In an "update" to the market, the would-be development company had little to report but to say the process was ongoing and the government had failed to set any deadlines for its internal departments on a decision.
The decision-making process dates back to 2015 and has been hampered by the project's environmentally-sensitive location just over 30km from a UNESCO world heritage site.
The company told the market the government had received submissions from multiple "interested parties" and was unable to give "definitive timing" on its decision until it had a chance to review all documents received.
"The company requests that shareholders do not contact the government directly, as responding to enquiries is time consuming for those reviewing the Kallak project, taking them away from dealing with the matter in hand," the statement read.
In what appeared a reserved statement acknowledging shareholder frustration, while maintaining and optimistic tone, Beowulf chief executive Kurt Budge told the market the matter deserved a considered decision, while gently applying pressure to politicians.
"It is clear that the government is being thorough in its review, and taking the time it needs to complete a rigorous and objective assessment of the facts," he said.
"Though shareholders may be frustrated with no definitive timeline for a decision, Kallak is an important project for Jokkmokk and the county of Norrbotten and should be treated with the care and attention it deserves, and an observance of due process.

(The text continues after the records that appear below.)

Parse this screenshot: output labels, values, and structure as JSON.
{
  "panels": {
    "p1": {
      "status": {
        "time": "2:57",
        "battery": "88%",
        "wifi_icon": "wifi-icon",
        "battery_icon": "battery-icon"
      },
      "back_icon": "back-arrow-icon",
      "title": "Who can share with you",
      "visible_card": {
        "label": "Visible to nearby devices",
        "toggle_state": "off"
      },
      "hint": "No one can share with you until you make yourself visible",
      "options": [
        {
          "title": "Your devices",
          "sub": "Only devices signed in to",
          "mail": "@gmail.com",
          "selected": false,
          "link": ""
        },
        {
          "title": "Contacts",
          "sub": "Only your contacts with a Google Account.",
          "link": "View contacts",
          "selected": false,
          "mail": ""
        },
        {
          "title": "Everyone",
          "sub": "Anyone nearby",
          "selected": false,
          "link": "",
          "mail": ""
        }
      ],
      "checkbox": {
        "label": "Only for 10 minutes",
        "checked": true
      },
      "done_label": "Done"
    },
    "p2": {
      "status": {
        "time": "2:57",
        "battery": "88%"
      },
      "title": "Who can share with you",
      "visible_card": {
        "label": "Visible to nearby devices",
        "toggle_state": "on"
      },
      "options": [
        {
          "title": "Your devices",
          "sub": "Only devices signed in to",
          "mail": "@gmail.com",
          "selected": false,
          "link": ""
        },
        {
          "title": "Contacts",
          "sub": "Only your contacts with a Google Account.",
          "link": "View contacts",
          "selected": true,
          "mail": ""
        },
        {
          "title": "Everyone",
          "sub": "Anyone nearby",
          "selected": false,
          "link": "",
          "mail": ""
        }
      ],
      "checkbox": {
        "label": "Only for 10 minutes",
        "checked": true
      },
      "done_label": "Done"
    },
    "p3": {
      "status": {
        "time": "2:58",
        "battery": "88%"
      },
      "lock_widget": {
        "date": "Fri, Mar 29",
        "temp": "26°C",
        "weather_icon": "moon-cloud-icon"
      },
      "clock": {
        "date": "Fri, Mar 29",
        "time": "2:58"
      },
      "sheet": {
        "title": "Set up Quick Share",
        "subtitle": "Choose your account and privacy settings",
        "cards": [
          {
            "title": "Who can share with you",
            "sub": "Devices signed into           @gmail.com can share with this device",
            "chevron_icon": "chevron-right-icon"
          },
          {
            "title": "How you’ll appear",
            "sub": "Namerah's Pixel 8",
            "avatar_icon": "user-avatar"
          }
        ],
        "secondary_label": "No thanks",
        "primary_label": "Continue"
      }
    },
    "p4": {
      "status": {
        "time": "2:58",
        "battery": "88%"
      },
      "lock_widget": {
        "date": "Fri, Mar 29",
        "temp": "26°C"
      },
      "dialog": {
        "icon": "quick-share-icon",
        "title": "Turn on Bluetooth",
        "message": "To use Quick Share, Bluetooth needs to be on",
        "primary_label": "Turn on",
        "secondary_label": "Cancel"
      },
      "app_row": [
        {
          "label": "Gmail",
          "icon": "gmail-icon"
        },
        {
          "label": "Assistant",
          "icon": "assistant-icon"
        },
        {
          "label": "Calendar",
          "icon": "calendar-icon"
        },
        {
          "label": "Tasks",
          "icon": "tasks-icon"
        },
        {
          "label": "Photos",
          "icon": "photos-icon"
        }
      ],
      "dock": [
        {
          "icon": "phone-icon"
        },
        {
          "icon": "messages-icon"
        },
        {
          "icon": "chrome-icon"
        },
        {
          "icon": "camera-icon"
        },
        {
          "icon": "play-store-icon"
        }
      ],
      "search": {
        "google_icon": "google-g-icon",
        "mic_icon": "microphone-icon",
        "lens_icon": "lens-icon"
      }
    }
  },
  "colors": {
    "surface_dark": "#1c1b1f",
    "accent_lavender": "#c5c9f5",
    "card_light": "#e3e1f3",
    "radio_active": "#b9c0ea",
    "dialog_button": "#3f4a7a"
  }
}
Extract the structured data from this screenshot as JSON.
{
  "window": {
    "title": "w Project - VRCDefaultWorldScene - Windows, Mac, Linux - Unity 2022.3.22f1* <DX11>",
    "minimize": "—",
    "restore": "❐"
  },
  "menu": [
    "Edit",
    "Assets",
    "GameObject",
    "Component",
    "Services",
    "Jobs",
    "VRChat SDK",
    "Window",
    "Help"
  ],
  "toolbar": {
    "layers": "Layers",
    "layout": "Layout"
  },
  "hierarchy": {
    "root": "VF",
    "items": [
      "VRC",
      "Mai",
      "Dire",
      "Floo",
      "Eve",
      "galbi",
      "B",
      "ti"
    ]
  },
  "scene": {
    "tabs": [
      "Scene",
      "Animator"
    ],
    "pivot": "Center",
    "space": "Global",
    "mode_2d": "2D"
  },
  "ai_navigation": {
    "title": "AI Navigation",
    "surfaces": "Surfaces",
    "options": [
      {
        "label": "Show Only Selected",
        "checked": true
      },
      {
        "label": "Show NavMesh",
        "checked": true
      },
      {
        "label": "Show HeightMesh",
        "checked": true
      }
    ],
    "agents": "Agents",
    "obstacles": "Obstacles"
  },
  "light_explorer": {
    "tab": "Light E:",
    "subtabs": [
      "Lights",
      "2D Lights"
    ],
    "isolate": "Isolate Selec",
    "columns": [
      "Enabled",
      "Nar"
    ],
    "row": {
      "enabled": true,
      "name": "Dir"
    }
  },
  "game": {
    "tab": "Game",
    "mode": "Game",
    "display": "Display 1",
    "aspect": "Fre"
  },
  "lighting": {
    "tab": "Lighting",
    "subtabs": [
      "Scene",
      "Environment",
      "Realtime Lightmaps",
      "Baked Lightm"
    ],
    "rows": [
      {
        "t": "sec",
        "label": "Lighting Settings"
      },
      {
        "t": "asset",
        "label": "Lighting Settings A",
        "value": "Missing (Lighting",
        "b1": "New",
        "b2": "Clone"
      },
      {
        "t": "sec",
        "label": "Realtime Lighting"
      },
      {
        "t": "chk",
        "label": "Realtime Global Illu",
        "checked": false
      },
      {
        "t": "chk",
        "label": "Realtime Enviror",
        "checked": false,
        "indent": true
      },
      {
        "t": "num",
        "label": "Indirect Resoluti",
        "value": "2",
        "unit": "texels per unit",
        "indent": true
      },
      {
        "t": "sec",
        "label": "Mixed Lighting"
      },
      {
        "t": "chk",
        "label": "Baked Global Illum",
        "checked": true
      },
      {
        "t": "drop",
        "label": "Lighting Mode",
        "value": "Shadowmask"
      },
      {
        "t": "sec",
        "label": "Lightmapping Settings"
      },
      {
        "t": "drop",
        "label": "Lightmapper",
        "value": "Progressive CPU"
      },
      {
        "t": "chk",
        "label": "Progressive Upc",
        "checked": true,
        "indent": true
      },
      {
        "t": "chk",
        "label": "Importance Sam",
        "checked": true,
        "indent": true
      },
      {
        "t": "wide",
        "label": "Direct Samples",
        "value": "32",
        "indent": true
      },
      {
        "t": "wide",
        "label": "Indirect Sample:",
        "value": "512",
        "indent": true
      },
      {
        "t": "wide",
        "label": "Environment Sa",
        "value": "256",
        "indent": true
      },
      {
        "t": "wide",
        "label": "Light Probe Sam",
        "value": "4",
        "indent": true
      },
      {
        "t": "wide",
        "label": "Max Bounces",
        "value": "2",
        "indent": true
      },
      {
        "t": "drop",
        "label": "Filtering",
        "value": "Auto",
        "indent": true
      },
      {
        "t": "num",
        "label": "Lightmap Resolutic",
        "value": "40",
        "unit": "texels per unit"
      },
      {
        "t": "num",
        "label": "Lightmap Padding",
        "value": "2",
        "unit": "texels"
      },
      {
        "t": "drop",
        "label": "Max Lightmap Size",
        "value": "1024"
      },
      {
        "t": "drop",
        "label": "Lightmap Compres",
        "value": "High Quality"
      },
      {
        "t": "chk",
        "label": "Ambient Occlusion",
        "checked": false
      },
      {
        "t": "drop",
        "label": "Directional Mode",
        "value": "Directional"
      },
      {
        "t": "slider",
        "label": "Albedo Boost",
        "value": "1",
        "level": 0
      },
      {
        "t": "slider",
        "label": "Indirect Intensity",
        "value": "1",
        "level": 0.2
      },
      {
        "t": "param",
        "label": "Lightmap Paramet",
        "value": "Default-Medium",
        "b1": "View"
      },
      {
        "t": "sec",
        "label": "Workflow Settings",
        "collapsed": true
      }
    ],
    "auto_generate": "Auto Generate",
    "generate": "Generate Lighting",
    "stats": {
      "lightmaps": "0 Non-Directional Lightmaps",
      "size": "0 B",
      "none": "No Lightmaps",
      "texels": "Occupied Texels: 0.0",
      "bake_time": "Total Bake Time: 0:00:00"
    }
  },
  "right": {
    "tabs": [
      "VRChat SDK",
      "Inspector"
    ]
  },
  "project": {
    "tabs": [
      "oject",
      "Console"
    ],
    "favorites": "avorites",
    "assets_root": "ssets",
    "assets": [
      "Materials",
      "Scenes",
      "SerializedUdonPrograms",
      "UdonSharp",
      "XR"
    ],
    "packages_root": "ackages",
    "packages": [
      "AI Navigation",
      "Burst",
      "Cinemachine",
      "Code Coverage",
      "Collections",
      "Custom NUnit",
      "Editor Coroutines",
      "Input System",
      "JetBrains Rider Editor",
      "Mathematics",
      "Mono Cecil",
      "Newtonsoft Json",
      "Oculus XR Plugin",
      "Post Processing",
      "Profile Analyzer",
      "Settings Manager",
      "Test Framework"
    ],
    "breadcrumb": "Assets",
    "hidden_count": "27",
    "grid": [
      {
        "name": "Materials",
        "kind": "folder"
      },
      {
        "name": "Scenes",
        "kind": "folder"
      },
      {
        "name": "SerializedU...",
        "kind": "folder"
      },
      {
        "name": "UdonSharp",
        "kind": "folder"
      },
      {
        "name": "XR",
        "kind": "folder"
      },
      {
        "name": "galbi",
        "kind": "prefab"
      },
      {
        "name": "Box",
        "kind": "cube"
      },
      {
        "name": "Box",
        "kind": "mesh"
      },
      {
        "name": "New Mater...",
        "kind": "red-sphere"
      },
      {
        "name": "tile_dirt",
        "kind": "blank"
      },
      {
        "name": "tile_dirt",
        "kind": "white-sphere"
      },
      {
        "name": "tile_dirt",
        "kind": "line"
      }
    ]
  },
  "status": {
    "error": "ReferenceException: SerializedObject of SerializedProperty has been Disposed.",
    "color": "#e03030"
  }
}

"The government has the opportunity to look at the ‘big picture', the interdependencies of capital projects in the region, mining, rail, port, and power, and the potential for Kallak to play its part in a sustainable economic future for Jokkmokk and Norrbotten.
"Kallak has support from local and regional politicians, and business focused agencies, who recognise that the company has invested SEK77 million (US$91 million), and that it is committed to developing an innovative, modern, and sustainable mining project, that showcases the best of what Sweden can deliver."
Kallak has a JORC compliant indicated resource of 118.5 million tonnes at 27.5% Fe and inferred resource of 33.8Mt at 26.2% Fe. Production of a "super-high-grade" magnetite concentrate of more than 71% Fe content and low levels of deleterious elements was achieved in 2015.
Sweden was a AAA-rated jurisdiction in the Investment Risk Index from Mining Journal's 2017 World Risk Report (feat. MineHutte ratings).